President Trump “is in deep trouble,” said Jennifer Rubin in WashingtonPost.com. That was the undeniable takeaway from last week’s testimony by former FBI Director James Comey before the Senate Intelligence Committee, which clearly “marked a turning point” in the running melodrama of Trump’s troubled presidency. Comey testified that the president summoned him to an awkward, one-on-one dinner at the White House, where he asked if he wanted to keep his job, and then ominously said, “I expect loyalty.” At a later group meeting in the Oval Office, Comey testified, Trump ordered everyone else out of the room and pressured him to drop the FBI investigation of fired national security adviser Michael Flynn. “I hope you can see your way clear to letting this go,” Trump allegedly said. These statements—along with Trump’s firing of Comey when he refused to bend to his will—look very much like obstruction of justice, an impeachable offense. Why was Trump so determined to get Comey to back off the investigation? asked Noah Rothman in NYDailyNews.com. You can only conclude he was very afraid “of what a deep dive into his campaign associates’ interactions with Russia might reveal.”
“It is never a good day when a former FBI director calls you a liar,” said Ed Rogers in WashingtonPost.com, but Comey’s testimony ended up being a “net plus for Trump.” For one thing, Comey corroborated the president’s claim—previously ridiculed by the media—that Comey assured Trump three times that he wasn’t personally under investigation. It may have been “clumsy, naïve, and smarmy” for the president to express “hope” that Comey would let the Flynn investigation go, but the fact that Comey ignored him proves it wasn’t an order or a crime. Trump-hating Democrats are desperate to get the president impeached, but if Trump can just settle down and let Mueller do his work, “the Russia investigation and all its subsidiaries will conclude without evidence of a crime.”

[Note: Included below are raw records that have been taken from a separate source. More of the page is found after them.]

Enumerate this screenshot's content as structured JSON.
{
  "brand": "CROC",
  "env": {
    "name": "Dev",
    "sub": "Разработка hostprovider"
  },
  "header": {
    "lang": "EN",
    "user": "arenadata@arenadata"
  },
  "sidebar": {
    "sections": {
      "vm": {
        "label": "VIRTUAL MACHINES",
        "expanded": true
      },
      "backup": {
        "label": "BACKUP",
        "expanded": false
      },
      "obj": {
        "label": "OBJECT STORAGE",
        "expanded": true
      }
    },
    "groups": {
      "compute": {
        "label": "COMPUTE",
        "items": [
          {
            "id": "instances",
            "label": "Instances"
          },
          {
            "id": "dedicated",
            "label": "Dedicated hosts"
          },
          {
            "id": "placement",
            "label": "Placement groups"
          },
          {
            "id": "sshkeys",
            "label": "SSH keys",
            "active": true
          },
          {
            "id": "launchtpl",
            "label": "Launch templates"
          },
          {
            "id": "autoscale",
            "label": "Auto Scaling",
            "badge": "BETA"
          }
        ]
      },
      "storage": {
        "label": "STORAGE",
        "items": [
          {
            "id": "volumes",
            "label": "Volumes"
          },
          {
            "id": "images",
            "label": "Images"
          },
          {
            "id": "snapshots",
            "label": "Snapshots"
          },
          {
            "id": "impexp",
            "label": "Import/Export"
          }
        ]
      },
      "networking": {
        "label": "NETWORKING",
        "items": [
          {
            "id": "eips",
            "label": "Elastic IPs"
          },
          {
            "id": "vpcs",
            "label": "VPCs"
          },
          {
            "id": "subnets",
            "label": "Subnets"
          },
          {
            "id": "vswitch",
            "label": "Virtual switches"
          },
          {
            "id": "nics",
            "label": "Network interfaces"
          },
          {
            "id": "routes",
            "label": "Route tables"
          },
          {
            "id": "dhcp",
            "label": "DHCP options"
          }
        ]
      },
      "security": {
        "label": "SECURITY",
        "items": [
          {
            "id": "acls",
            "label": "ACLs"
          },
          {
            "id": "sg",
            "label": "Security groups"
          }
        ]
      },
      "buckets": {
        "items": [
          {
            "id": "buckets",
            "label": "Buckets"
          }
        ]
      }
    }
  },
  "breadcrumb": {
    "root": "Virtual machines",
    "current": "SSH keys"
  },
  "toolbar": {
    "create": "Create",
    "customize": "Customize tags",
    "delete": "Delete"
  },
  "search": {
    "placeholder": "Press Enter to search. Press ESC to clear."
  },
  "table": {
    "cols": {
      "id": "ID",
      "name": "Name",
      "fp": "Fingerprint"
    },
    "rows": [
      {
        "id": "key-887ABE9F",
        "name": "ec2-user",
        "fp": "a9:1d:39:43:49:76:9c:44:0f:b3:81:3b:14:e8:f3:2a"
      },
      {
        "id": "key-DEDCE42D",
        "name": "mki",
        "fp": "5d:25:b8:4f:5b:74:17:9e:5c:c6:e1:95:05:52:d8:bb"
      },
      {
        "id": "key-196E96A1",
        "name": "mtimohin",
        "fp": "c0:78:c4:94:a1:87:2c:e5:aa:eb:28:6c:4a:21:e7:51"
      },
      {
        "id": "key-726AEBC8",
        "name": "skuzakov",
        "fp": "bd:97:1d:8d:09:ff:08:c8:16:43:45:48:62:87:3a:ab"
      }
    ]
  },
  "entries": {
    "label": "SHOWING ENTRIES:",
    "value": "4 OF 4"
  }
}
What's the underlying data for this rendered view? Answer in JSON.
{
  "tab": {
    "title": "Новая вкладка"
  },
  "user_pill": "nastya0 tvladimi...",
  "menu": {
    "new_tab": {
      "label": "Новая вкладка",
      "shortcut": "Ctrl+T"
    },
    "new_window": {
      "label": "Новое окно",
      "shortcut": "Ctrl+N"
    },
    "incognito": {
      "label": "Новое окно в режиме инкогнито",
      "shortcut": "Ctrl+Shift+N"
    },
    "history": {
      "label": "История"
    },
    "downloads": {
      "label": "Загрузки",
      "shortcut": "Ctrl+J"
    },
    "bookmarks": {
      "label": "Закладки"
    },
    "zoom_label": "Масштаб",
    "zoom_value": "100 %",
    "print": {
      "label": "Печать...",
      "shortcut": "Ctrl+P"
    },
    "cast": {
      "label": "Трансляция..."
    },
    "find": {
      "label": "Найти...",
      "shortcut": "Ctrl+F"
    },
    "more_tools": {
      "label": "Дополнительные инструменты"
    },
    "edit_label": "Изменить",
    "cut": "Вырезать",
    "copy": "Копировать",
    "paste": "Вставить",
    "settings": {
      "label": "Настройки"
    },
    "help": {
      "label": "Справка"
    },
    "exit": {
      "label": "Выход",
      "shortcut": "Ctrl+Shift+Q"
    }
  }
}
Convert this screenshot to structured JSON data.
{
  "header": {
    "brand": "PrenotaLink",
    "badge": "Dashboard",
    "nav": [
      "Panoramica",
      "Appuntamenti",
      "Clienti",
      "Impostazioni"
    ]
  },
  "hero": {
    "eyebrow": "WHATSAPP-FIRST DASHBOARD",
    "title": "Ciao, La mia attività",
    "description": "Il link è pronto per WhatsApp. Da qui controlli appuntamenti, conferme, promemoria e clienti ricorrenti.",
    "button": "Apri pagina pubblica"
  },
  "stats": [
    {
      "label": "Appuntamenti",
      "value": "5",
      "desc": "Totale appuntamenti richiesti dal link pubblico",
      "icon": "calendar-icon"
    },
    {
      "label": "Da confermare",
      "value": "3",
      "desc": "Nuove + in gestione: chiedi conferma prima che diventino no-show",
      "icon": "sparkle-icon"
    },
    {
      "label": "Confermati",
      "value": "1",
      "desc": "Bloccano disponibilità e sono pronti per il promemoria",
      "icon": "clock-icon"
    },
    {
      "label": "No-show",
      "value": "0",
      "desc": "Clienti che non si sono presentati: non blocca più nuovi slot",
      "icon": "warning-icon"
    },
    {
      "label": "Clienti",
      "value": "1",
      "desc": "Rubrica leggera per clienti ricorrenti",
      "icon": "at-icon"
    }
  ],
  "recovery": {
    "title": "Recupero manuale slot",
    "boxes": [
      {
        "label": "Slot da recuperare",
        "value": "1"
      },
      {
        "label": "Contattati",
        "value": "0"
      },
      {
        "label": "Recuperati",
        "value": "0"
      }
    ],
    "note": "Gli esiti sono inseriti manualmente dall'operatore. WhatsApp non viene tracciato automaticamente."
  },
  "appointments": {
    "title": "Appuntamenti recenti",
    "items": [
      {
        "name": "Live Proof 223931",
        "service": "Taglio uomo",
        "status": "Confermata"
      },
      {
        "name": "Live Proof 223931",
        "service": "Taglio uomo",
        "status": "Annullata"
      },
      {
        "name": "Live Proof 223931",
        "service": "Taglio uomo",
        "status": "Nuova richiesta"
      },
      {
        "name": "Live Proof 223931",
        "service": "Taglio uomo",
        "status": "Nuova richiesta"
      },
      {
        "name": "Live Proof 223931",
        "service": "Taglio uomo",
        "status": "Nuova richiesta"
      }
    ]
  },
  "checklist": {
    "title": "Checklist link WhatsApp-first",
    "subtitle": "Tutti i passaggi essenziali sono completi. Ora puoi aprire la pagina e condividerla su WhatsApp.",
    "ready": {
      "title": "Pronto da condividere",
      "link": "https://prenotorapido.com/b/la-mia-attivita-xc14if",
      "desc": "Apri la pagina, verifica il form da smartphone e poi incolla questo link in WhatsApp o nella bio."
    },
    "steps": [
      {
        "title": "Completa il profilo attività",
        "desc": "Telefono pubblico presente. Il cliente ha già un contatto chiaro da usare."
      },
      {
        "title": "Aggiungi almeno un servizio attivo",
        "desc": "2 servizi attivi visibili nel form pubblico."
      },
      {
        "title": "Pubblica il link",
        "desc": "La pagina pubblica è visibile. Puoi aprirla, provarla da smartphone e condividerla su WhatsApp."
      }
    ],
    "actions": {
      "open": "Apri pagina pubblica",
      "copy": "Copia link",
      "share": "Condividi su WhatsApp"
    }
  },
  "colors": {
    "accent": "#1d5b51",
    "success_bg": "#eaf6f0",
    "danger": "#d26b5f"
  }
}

Trump’s defenders are in denial, said Ali Soufan in TheAtlantic.com. As a former FBI agent, I can read “between the lines” of Comey’s testimony, and he said several things that should keep Trump and his lawyers up nights. He made it clear several of Trump’s campaign aides are under investigation for their mysterious contacts with Russia—“and Trump was the head of the campaign.” When the Feds build a case against an organization, they start at the bottom and work upward, “turning” the lower ranks into informants as they go. And look who’s already under investigation: Flynn, Trump son-in-law Jared Kushner, former campaign adviser Carter Page, and former campaign chairman Paul Manafort. “Bear in mind, too, that obstruction of justice is just as much a crime as collusion with a foreign power.” When asked if the president had obstructed justice, Comey said he was “sure” the special counsel—his friend and FBI mentor Mueller— would make that part of his investigation.
In FBI culture, said Jeff Stein in Newsweek, Russia is viewed as an enemy, and any American who colludes with the Russians as a traitor. “To us,” Comey said, “that is a very big deal.” Translation: Mueller and his team of top-notch federal prosecutors “will tear down the White House” searching for any evidence of collusion. If anyone connected to Trump had improper contact or financial transactions with Vladimir Putin’s henchman and spies, Mueller will find out. “Trump should have little doubt about that now.” ■